Saturday, April 27, 2013

Hunter Cadre, pt. 2: The Fire Warrior

For the...greater...zzz
Greetings Gentlereaders,

It's time to look at the heart of the cadre around which you should build all your armies and most of your efforts, the Fire Warrior team.  While not greatly changed on the surface, the fire warrior team's wargear and options have changed significantly and they have been catapulted to center stage in the Tau player's playbook rather than being relegated to hiding in a devilfish.  While Son of Horus has been promoting them to me since before the new codex, I had consistently underestimated them due to my dice luck.

Statistically speaking, the fire warrior is unchanged.  They have the same stats in all categories they did in the previous codex, but have dropped one point per model.  By itself I would have said that was enough, but they also gained the Supporting Fire special rule and photon grenades.  Photon grenades now grant the fire warriors the Stealth rule if they are being shot from within eight inches and deny assaulting units their bonus attacks (but not any other bonuses) from charging.  That right there is a steal when you consider how the changes to rapid fire weapons improved their pulse rifles.

Not just for pathfinders any more
Moving down the options table, each fire warrior has the option to swap the default pulse rifle for a pulse carbine.  While I still think it is less powerful than the rifle, it is significantly better than its previous version because it became an assault two weapon.  It still retains the much improved pinning rule, which Godfrey will be discussing in his next Closer Look article.  While markerlights can't help carbines with pinning your target, the core rulebook has and I view pinning as icing on the cake.  Disregarding pinning carbines can surpass rifles  in damage output between 15.1" and 18" while bringing the same damage output within 15."  If you're expecting to be fighting enemies at close range, the carbine is the weapon for you, but I hope to keep my distance from my opponents if at all possible.

Speaking of EMP grenades, the fire warrior team may purchase these for two points per model.  In the previous edition these were simply worse haywire grenades, now they are haywire grenades.  The improvement to haywires means they can destroy a vehicle through weight of glances.  Fire warriors now can always hit vehicles on a 3+, which means a full team should get eight hits on a vehicle, which means six and two-thirds hull points of damage to any vehicle.  The amount of fire warriors in a squad means that their grenades are a legitimate threat to any walker that assaults them.  If you want to be really courageous, or desperate, a team of carbine warriors can assault walkers with a decent chance of killing them.  This may be the most improved option for fire warriors.

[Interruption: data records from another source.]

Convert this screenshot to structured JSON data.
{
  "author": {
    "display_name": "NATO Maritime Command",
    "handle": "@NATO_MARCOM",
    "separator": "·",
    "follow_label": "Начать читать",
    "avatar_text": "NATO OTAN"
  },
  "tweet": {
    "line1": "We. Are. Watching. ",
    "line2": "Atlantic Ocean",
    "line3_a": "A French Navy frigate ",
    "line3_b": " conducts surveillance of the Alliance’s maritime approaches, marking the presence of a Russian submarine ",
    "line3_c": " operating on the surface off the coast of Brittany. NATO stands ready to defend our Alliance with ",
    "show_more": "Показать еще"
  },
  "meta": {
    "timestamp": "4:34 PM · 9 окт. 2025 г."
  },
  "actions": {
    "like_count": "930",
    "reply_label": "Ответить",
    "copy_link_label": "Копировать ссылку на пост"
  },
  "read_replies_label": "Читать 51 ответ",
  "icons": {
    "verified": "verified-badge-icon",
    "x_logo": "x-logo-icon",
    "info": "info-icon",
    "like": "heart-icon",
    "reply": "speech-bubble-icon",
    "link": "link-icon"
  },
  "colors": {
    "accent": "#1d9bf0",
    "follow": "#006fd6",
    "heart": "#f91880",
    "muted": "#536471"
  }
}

Nothing says "I got your back, bro"
 like slicing each other open
The other option fire warriors have they can purchase without a shas'ui is the Bonding Knife Ritual rule.  This is essentially a return to the third edition system of bonding a unit, no longer relying on the shas'ui holding the knife to remain alive to inspire the shas'la.  The rule itself allows the unit to attempt to re-group at their full leadership value no matter how many casualties they have suffered.  For a point per model, this is not a poor choice, but neither is it an outrageously good choice.  If the threshold was 50% rather than 25%, I would recommend purchasing this as part of your standard teams.  The 25% threshold means the rule only take effect when there are two or fewer models remaining from a full-sized team.  If there are two remaining out of twelve, those two models that benefit are essentially paying six points per model to benefit from the rule while a single model pays twelve points to benefit.  These costs are a bit high for me, so my teams go to war unbonded, but never without a shas'ui.

The fire warrior shas'ui upgrade is essentially unchanged in its built in options.  The shas'ui still offers a significant buff in leadership, an extra attack and access to options for the team.  The improved options he has access to make him well worth the purchase.  While the infantry armory has been removed, the most popular options have been retained: Markerlights with target lock, drones and bonding.

The markerlight and target lock have now been bundled together for your convenience for fifteen points.  Since your fire warriors cannot benefit from their own markerlight(s), the target lock can be quite useful, but not necessary.  The most significant change to this option is that the markerlight can benefit from any markerlight benefits your team uses.  Effectively, this means that marker drones and/or shas'ui markerlights can put markerlight hits back into the pool on a target when your team fires at it.  The target lock may not be a great option, but it allows your markerlight to "work ahead" of your other weapons if you are confident you can down your target with your current volley.

Fire warrior teams in themselves have been thoroughly examined and I hope you enjoyed thinking about them.  Seeing teams of six in devilfish I believe will be a thing of the past, while seeing four or more teams on foot should be expected.  I'll be looking at drones next time and the devilfish after that.  I hope you learned, I know I have since getting this codex.  More than that I hope you have found the errors in my article and would be kind enough to illuminate me about them.  Until then,

I'm Underground Heretic and I like trains.


  1. Replies
    1. Troops should be the core of armies, they just are rarely worth playing. FW are worth it.